### About this task
A word-for-word restatement of the whole listing is the expected answer.

........

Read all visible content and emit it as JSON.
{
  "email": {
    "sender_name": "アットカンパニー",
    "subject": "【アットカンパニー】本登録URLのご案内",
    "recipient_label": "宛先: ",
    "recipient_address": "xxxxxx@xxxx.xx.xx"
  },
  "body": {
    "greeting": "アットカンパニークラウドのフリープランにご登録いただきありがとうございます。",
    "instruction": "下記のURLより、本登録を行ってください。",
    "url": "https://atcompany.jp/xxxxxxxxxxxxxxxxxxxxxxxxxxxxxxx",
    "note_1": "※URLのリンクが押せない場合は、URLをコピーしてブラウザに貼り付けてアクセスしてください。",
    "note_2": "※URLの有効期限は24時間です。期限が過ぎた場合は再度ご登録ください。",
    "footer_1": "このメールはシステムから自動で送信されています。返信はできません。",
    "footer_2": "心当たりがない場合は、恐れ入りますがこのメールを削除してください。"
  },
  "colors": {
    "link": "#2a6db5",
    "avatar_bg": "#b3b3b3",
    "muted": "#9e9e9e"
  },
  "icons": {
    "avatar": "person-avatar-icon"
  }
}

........

### Reply to the task
Read all visible content and emit it as JSON.
{
  "email": {
    "sender_name": "アットカンパニー",
    "subject": "【アットカンパニー】本登録URLのご案内",
    "recipient_label": "宛先: ",
    "recipient_address": "xxxxxx@xxxx.xx.xx"
  },
  "body": {
    "greeting": "アットカンパニークラウドのフリープランにご登録いただきありがとうございます。",
    "instruction": "下記のURLより、本登録を行ってください。",
    "url": "https://atcompany.jp/xxxxxxxxxxxxxxxxxxxxxxxxxxxxxxx",
    "note_1": "※URLのリンクが押せない場合は、URLをコピーしてブラウザに貼り付けてアクセスしてください。",
    "note_2": "※URLの有効期限は24時間です。期限が過ぎた場合は再度ご登録ください。",
    "footer_1": "このメールはシステムから自動で送信されています。返信はできません。",
    "footer_2": "心当たりがない場合は、恐れ入りますがこのメールを削除してください。"
  },
  "colors": {
    "link": "#2a6db5",
    "avatar_bg": "#b3b3b3",
    "muted": "#9e9e9e"
  },
  "icons": {
    "avatar": "person-avatar-icon"
  }
}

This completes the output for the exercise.